By Jake Collins (@MelancholyFolly)
The result of the first fight between Andre Ward will continue to be disputed for a long time. Regrettably, I fear the manner of the outcome of the second fight may well suffer the same treatment. In an interview immediately after there was talks of Ward going up to Heavyweight and the like, but what of Kovalev? Where will the Russian’s career head now?
Sergey Kovalev is 34. Up at Light Heavyweight, this isn’t exactly retirement territory yet but it certainly is toward its climax. That means he can’t waste a year with a rest, some rebuilding of confidence and then a reasonably tough fight. He needs to stay relevant in a division full of prodigal talent. Kovalev has said he wants to seek a third match but in all honesty I can’t see Ward going for it. Officially, Ward has bested Kovalev twice and that will be enough for him to consider this chapter closed (as it would for most people, I suspect). Losing to Ward should hardly be seen as a sign of decline or even a big deal, especially given how close the two fights actually were. Even though the second resulted in a stoppage, it was still clear the fighters were at pretty even terms up until the stoppage. Kovalev’s success over both fights came from outside fighting behind his jab; his actual boxing ability shouldn’t ever be e questioned again.

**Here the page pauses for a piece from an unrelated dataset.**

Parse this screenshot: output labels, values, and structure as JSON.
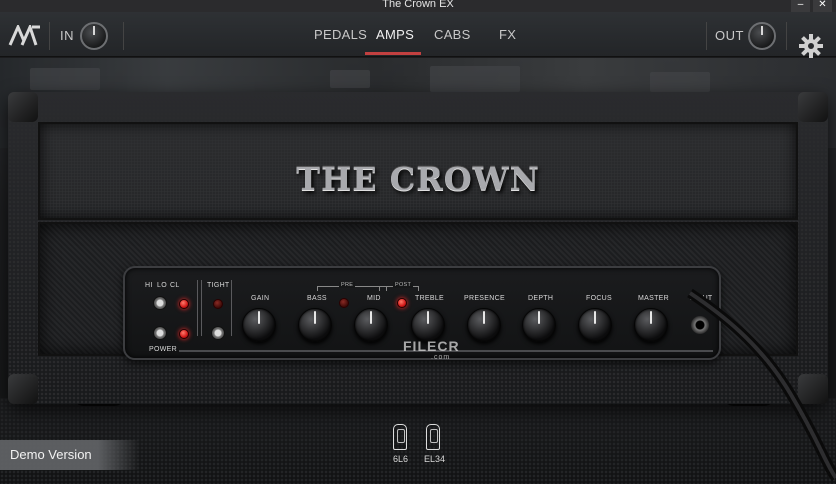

What can we question then? Well, certainly his stamina over 12 rounds. Kovalev looked fine in the later rounds against Hopkins and didn’t appear to be tiring against Pascal but these are fights where he was dictating the pace. Chilemba is quite an awkward customer and Kovalev looked less sturdy there as the fight went along. Now what Ward can do is change his style and approach off the cuff. He’s a very smart boxer and this is why he’s so successful. He is dynamic and adapts as required. As a result of that, you have to spend a lot of time (and crucially, energy) thinking about what Ward is up to – more so than you would with most other boxers. This taxes a fighter, as does Ward’s inside work. One telling difference between the first and second fight was Kovalev’s work on the inside when the two locked up. He did successful work for sure, but hard work comes at a price on the body.
Psychologically, being stopped can have an effect on anyone – even if the stoppage is disagreed with. Confidence can drop slightly and they can become more risk averse, see Wladimir Klitschko. Though in fairness, Kovalev’s chin stood up but his body folded. Even so, this image of the unbreakable ‘krusher’ will be a little tainted now too. The fear factor surrounding him won’t quite be the same for a certain level of fighter. This could well be to their detriment as if he isn’t affected by the two losses then he’s still just as likely to pummel pretty much everyone else in the division.
Given how high profile he became, his age and the nature of his career I don’t think Kovalev will slump to a journeyman for his return bout. I would expect a vaguely recogniseable name before fighting a properly ranked opponent. In fact, I wouldn’t be surprised if he gets the loser of Barrera-Smith Jr within the next 6-8 months (seeing as the winner will likely be next in line for a title shot). A win there would put him right back among the top dogs, not that he should be considered as anything else yet anyway. Should Kovalev stutter once more, the 175lb Eastern throne could we be seized upon by Dmitry Bivol, Artur Beterbiev or the equally impressive Oleksandr Gvozdyk.by